DATASET EXCERPTS Block Start

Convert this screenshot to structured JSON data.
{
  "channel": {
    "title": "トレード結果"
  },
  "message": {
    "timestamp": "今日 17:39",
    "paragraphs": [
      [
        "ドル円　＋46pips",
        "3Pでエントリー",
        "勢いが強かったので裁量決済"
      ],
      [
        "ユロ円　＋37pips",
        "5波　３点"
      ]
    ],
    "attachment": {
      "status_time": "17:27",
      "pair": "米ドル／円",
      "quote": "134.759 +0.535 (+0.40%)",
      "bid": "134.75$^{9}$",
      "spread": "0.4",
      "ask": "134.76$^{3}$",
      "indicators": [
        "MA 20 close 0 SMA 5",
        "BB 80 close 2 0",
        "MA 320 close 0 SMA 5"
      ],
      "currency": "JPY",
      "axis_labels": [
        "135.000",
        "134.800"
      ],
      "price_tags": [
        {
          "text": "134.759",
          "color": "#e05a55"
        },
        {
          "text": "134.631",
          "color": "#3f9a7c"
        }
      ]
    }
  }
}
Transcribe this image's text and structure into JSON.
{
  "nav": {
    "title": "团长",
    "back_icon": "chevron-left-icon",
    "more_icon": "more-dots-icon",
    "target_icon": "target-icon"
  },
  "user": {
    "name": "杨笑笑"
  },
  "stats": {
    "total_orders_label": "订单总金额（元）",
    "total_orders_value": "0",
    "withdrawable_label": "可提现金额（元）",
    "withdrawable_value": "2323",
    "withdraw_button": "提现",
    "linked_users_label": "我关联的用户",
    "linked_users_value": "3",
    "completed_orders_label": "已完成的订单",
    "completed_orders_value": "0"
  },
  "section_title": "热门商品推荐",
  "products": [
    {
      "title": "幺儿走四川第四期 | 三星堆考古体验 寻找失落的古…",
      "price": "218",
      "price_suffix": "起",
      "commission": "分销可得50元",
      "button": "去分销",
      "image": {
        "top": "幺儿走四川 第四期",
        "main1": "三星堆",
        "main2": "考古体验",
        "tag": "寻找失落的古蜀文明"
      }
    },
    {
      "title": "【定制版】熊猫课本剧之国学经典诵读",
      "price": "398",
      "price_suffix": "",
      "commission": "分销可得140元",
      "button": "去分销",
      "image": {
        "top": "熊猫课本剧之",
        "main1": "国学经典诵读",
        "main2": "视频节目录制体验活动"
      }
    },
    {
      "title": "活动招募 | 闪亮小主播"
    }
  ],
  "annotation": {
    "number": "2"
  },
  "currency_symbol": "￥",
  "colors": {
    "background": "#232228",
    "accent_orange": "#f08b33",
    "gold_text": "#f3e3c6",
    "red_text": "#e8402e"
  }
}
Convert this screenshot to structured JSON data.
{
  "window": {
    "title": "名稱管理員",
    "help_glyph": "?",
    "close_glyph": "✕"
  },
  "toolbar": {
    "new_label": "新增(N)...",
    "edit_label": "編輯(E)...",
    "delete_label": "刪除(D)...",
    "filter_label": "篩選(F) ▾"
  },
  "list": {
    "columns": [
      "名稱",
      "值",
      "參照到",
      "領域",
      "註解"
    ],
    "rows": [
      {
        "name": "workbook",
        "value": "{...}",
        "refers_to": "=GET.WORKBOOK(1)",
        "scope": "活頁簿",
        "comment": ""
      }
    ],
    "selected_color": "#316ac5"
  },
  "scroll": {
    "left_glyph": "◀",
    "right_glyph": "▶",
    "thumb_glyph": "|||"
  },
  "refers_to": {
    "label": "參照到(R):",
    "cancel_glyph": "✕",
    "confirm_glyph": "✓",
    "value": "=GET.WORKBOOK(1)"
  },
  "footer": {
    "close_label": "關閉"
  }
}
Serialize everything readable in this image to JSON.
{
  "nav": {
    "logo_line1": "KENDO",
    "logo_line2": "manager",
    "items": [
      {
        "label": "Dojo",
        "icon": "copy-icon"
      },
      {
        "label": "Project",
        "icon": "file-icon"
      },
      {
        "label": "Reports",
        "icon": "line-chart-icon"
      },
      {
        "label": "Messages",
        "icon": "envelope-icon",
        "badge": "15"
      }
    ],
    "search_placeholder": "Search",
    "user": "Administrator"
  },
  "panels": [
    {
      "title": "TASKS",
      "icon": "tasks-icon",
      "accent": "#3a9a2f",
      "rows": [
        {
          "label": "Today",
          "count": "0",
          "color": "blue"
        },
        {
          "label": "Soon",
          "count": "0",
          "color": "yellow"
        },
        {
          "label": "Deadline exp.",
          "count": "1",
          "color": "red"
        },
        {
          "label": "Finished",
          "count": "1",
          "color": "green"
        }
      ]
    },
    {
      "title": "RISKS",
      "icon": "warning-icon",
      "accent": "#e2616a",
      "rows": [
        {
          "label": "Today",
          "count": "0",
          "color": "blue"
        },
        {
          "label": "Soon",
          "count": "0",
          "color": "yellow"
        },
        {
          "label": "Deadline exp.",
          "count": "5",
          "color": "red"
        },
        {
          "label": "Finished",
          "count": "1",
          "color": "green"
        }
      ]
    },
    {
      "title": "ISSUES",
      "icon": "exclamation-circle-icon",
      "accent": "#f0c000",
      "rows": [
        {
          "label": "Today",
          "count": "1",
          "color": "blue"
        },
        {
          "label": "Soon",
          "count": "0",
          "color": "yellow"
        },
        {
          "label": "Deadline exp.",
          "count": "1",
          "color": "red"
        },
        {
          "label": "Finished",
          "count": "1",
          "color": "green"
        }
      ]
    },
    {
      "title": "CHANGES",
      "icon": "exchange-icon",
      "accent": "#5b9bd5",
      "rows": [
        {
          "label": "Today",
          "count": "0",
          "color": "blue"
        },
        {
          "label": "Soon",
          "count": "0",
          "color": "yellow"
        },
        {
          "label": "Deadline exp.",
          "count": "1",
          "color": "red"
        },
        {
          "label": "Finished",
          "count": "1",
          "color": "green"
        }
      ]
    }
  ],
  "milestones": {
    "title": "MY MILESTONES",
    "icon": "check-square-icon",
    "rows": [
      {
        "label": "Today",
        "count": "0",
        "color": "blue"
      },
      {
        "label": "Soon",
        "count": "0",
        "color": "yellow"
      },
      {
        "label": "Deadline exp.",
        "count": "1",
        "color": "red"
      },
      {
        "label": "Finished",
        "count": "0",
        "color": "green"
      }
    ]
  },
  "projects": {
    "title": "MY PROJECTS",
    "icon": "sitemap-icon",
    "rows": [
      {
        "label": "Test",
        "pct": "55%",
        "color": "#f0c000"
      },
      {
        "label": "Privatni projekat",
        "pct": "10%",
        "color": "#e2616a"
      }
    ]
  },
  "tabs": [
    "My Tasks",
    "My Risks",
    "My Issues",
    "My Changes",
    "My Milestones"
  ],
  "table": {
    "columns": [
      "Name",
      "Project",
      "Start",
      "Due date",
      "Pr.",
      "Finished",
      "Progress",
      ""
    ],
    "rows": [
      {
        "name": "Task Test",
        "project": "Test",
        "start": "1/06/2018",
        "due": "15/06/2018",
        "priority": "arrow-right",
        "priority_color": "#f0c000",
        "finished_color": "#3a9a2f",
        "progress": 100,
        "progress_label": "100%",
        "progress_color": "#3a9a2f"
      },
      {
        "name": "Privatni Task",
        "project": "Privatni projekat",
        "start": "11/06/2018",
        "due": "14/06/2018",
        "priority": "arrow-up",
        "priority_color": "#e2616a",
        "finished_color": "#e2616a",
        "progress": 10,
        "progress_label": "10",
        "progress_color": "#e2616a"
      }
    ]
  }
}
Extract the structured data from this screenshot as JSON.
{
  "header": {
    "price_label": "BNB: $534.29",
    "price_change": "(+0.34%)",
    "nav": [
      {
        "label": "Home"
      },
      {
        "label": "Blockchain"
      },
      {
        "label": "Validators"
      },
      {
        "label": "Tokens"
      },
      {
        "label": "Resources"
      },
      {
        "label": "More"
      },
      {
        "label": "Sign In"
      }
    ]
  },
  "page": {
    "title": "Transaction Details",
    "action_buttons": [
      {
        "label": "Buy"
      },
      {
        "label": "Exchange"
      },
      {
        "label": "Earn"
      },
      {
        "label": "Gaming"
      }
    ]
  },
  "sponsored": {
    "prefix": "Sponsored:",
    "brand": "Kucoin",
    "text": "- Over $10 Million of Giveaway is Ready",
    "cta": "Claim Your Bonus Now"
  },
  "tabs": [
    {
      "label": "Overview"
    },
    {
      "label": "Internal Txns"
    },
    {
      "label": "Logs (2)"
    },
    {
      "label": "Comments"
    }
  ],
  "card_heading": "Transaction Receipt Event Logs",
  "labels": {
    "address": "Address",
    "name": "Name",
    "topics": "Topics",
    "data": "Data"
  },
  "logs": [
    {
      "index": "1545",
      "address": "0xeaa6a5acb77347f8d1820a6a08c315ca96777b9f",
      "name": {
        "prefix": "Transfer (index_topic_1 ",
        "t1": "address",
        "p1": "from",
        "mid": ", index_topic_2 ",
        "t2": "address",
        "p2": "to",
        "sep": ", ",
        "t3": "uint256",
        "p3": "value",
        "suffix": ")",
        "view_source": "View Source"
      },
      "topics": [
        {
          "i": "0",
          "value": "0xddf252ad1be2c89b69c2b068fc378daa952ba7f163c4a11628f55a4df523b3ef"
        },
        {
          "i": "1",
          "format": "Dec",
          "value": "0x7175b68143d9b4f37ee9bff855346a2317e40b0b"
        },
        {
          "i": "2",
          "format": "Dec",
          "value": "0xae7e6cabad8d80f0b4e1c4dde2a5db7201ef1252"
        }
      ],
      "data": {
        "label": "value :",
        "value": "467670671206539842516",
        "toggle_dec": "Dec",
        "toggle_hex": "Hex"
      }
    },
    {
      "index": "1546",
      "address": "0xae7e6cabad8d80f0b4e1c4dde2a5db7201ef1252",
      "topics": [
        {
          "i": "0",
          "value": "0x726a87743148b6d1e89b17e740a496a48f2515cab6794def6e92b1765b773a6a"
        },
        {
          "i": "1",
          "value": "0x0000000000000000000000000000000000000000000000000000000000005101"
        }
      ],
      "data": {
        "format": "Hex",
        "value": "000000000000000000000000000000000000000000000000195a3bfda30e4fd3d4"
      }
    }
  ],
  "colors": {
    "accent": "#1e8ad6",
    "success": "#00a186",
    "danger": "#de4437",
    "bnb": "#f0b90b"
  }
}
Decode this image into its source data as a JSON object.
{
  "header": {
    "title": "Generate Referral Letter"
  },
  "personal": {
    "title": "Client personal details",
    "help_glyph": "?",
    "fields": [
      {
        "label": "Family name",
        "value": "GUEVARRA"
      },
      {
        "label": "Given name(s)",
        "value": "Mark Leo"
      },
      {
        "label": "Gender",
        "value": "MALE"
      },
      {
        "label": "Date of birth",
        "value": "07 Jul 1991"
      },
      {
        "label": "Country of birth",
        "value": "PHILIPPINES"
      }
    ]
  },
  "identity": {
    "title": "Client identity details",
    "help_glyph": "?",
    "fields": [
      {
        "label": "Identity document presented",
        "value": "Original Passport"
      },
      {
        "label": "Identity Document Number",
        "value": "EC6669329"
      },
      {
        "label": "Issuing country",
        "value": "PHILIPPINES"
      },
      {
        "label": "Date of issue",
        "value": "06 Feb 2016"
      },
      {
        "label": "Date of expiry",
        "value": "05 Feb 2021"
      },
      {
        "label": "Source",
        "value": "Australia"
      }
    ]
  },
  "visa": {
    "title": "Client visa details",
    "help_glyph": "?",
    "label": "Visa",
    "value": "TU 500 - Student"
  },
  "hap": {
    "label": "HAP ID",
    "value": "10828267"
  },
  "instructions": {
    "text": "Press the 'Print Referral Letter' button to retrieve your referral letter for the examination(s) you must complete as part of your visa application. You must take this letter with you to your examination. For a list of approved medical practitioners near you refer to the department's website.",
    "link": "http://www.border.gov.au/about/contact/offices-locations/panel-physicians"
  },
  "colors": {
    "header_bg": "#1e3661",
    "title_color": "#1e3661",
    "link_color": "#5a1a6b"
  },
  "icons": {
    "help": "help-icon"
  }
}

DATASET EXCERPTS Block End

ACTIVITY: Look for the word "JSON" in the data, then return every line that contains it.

RESULT OF THE EXERCISE:
Convert this screenshot to structured JSON data.
Transcribe this image's text and structure into JSON.
Convert this screenshot to structured JSON data.
Serialize everything readable in this image to JSON.
Extract the structured data from this screenshot as JSON.
Decode this image into its source data as a JSON object.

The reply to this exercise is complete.